The future will not be an improved version of now..
More Deficit: The US trade deficit increased by 16% in July , the most in a decade. Imports were up 4.7% while exports were up but 2.2% (and down 22% y/y).
Walk, Don't Run: Everybody's excited, the customer cut outstanding debt by $21 billion in July. Or maybe the banks wrote off $21 billion in bad debts. Same effect on the outstanding amounts.
Load Shedding: Since the Fat Lady began singing, about the time Benevolent Ben took over, the US economy has had a net loss of 7 million jobs – while the labor force has increased by 12 million would-be workers. In August alone the numbered of employed dropped by over 980,000. The recovery would go smoother if we didn't have all these unemployed folks hanging around.
Up's & Down's: In 2008 the US poverty rate rose to encompass 13.2% of the population, 40 million Americans, while household incomes fell 3.6%. This data does not include 2009's increased unemployment.
Madame Ferdinand Jamin: A stock market propped up by government money, an economy propped up by borrowed stimulus spending, should not be mistaken for an economy showing growth, resurgence. The stimulus will sputter out, and with it the recovery. Calling something a rose doesn't make a beauty.
Sanctity of the Contract: A judge has ruled that the City of Vallejo, CA, could abrogate its union contracts, saving the city $860,000 over two years. Lawyers only charged the city $5 million to reach this victorious abrogation of workers' contracts.
Don't Bet On It: Another first: States' income from lotteries and casinos is declining. This does not bode well for programs that depend on gambling income for funding.
Ducks: No one knows what a recession is, when one starts or stops, except for the NBER folks , who know one when they see one. Likewise, depressions. How many points of similarity does today have to have with the Great One to be one? Do you hear that quacking?

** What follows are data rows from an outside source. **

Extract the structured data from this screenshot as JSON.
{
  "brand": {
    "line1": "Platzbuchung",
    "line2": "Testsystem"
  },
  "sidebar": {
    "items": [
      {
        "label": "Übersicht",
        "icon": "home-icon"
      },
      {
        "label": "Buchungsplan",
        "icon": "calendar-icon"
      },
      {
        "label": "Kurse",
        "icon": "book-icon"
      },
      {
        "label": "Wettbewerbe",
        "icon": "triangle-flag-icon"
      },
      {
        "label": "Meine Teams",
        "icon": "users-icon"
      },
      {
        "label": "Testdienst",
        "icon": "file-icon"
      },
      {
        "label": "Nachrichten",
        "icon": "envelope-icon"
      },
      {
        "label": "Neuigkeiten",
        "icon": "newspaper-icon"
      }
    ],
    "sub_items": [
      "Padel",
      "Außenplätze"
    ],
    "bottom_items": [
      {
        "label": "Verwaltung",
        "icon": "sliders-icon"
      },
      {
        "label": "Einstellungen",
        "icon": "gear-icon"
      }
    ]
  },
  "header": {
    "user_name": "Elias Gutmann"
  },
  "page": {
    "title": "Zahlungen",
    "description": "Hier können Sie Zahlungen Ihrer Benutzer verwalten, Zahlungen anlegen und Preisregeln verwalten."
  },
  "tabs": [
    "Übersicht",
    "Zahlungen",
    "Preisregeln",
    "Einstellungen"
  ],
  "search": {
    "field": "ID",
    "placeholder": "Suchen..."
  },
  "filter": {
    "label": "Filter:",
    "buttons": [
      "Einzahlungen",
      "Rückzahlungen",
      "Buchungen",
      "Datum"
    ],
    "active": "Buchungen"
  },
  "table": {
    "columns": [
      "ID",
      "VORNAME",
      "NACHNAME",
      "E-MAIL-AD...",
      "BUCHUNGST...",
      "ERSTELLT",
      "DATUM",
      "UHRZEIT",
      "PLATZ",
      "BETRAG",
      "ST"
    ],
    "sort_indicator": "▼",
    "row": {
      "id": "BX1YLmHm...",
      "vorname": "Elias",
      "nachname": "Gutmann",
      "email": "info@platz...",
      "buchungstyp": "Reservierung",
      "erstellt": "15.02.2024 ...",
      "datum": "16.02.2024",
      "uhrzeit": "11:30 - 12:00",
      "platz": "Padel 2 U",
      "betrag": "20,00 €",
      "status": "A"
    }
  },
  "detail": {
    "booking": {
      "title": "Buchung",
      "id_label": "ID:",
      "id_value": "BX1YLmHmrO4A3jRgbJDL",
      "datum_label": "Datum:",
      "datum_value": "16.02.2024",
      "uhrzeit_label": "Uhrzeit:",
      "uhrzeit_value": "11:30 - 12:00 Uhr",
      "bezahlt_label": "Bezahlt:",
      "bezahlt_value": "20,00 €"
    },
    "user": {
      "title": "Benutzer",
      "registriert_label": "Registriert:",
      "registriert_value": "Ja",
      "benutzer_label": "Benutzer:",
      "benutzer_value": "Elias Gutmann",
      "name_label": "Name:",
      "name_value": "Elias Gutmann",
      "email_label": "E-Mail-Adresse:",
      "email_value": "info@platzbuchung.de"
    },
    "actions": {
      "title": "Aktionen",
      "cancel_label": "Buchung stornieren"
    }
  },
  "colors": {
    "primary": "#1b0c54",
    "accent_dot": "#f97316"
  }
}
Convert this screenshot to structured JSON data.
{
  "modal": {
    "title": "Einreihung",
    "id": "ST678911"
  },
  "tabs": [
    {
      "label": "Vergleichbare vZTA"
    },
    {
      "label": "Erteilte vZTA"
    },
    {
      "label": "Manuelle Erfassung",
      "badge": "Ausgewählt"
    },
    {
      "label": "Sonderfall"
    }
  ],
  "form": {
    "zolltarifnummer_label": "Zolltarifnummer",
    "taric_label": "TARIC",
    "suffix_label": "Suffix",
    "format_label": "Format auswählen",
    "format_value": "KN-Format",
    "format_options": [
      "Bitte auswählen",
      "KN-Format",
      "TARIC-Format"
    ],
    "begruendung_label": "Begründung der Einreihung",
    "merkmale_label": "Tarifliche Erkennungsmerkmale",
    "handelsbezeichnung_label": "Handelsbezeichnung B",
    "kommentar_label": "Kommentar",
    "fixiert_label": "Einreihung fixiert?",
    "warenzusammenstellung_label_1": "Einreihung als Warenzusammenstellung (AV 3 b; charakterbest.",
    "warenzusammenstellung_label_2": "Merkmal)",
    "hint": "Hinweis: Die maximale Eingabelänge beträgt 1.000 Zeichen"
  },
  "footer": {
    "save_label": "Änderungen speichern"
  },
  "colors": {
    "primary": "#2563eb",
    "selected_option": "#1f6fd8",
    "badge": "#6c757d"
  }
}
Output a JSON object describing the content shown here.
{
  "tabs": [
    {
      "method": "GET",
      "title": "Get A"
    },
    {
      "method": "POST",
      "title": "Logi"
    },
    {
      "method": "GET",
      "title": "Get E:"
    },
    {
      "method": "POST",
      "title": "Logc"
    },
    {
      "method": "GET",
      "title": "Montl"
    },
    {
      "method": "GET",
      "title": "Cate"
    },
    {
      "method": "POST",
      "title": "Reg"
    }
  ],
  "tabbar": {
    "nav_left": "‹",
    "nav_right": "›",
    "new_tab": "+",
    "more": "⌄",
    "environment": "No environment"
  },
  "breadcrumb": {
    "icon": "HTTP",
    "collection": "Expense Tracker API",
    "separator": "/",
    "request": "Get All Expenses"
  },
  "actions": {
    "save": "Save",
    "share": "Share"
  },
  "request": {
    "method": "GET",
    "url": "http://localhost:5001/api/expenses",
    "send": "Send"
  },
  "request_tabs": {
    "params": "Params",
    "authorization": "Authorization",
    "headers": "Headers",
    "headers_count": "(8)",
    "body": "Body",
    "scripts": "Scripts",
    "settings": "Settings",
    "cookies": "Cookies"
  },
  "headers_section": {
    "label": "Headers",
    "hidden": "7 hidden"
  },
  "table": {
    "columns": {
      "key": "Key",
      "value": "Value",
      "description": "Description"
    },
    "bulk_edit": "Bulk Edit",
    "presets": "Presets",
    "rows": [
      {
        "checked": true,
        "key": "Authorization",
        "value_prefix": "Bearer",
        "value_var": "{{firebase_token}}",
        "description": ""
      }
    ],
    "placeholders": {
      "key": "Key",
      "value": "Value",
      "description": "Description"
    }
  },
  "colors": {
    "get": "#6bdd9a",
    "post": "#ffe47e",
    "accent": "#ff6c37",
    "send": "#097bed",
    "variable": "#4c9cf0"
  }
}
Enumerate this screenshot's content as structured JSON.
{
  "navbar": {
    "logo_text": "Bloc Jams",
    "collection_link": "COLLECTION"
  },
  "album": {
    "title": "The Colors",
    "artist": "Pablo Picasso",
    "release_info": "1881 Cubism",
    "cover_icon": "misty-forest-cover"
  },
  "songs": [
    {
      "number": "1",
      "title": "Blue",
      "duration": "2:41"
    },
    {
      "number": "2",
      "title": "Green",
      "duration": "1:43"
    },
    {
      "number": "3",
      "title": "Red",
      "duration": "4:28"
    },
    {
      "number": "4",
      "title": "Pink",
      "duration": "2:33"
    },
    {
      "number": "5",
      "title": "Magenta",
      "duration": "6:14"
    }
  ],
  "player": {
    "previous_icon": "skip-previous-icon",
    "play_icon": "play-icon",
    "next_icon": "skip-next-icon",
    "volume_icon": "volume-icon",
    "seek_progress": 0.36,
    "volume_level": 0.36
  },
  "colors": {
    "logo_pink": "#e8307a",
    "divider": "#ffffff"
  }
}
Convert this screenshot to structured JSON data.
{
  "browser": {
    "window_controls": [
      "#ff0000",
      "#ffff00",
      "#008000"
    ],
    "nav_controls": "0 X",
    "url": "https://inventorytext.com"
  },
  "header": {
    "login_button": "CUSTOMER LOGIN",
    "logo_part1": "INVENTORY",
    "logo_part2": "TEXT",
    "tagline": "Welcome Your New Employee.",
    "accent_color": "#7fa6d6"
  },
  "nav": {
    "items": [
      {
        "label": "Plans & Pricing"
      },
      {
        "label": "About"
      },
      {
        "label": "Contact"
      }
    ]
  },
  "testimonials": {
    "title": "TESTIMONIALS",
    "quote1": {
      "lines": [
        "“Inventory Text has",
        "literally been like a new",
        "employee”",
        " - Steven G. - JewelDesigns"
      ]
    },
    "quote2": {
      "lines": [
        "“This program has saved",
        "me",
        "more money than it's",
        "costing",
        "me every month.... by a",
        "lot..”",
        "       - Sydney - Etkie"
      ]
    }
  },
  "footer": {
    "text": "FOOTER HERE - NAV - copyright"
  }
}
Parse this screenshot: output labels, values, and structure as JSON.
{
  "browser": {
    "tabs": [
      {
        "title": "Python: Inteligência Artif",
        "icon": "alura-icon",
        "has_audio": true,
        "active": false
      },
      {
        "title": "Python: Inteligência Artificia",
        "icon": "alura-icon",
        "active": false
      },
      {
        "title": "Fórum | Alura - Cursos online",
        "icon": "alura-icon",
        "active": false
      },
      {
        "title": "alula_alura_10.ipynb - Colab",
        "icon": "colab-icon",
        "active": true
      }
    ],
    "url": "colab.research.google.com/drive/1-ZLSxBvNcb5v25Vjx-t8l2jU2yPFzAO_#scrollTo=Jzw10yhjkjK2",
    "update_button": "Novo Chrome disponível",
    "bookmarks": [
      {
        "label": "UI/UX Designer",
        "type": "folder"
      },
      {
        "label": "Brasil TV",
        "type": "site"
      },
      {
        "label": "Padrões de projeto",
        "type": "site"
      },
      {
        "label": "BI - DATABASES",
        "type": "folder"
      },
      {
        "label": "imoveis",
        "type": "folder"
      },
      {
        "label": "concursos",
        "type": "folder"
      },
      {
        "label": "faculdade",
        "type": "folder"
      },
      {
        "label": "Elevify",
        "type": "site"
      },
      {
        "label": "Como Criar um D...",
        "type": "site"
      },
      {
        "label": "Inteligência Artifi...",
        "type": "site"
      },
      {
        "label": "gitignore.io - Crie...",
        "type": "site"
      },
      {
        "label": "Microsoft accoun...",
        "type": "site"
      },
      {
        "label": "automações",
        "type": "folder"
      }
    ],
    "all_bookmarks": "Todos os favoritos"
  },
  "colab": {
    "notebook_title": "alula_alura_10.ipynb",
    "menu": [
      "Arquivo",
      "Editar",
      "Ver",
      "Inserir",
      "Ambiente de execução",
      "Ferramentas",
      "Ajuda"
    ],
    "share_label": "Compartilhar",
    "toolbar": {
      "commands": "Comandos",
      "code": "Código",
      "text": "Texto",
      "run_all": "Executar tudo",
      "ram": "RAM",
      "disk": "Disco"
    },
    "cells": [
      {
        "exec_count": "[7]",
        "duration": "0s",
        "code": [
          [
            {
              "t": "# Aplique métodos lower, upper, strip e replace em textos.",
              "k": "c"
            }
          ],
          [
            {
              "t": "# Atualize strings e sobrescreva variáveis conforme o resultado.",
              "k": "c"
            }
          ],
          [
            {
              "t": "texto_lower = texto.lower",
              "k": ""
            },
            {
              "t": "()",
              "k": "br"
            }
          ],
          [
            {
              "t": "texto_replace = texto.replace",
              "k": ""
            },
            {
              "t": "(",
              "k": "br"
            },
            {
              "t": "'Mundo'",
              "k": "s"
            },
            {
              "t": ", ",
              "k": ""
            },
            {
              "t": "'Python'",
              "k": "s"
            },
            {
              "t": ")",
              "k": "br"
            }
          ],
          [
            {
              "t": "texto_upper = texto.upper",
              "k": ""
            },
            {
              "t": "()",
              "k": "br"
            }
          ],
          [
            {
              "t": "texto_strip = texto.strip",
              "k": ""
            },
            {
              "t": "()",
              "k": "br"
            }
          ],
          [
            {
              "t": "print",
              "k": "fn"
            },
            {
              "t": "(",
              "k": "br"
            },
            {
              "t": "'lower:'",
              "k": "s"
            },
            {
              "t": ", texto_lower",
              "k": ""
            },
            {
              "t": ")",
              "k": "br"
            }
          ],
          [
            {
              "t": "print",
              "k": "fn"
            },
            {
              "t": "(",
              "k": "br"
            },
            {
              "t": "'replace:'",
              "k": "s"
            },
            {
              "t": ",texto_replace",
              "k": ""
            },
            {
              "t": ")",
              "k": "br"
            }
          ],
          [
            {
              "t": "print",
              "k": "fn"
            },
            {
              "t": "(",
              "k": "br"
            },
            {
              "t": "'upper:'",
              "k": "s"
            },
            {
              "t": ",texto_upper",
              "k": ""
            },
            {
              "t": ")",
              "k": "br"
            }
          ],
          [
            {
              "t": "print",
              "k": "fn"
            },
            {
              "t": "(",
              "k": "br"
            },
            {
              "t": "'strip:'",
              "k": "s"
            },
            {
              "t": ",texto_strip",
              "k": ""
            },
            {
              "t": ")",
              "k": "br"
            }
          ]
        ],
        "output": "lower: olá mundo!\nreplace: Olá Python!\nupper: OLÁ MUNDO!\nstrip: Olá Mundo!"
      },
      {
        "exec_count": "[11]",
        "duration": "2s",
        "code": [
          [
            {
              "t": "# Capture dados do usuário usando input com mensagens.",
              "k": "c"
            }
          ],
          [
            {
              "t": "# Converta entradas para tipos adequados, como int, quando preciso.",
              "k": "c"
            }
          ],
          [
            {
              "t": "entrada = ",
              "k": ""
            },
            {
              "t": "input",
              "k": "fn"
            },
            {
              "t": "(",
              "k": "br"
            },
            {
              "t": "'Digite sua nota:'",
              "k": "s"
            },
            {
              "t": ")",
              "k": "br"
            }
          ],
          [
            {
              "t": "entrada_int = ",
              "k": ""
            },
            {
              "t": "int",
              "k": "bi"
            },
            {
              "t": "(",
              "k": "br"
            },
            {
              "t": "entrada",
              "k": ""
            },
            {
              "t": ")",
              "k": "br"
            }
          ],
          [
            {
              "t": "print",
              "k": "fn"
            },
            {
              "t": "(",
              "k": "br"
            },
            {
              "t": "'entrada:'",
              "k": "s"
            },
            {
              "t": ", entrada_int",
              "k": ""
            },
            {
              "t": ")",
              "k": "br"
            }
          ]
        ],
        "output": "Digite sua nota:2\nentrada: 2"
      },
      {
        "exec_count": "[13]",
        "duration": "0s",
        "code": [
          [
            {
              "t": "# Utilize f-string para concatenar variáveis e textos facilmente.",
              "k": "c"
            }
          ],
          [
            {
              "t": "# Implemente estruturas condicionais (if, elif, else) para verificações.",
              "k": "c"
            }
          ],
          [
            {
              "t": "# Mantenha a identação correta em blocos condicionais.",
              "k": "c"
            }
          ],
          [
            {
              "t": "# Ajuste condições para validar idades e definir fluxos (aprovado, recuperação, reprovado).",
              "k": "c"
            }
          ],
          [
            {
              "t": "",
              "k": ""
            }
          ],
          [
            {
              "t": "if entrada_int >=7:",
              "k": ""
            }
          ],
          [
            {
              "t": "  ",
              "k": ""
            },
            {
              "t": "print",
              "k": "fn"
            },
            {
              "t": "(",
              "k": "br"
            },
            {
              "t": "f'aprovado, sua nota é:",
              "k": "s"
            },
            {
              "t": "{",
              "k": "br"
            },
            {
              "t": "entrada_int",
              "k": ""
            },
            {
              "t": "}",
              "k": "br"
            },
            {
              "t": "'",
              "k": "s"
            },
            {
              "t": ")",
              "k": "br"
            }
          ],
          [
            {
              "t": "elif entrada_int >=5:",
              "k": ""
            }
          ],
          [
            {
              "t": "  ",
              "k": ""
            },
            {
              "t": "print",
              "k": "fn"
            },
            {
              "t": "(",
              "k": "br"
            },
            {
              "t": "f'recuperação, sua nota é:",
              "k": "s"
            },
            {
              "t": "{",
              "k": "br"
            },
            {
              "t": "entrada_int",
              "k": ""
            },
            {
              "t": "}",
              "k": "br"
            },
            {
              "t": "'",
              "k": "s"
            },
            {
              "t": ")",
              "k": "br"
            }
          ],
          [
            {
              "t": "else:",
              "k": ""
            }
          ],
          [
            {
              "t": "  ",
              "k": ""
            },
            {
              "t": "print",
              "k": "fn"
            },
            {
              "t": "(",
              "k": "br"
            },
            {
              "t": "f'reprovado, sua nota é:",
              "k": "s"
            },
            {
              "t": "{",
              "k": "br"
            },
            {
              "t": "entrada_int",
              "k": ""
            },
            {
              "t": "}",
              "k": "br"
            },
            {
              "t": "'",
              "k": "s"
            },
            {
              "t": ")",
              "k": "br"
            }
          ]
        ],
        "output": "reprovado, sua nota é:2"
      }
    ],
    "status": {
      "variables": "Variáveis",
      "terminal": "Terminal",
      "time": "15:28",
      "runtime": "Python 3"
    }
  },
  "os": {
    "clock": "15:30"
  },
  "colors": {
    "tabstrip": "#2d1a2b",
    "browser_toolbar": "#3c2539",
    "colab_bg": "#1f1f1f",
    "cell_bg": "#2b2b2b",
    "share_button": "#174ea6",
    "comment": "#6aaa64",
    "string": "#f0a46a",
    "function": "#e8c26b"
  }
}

Simple Math: In days of yore we'd figure out how much we needed to buy a car, a vacation, an appliance, and then we'd set up some envelopes and every week put money aside until we had enough saved up. Then came credit cards and we just got the stuff and still put money into little envelopes – but now they had stamps and we were paying interest, not earning it. Twenty years of that and now we're maxed out. If we go back to cash, scrimp and save, we'll have the $14,000 balance paid off in four years – if the car doesn't break down...
Mysteries of Life: Despite man's best efforts, some things remain a mystery beyond explanation or understanding. Acupuncture, for example. Women and shoes. And stock markets. Especially stock markets.
P0rn O'Graph: The consumer learns to just say 'no'.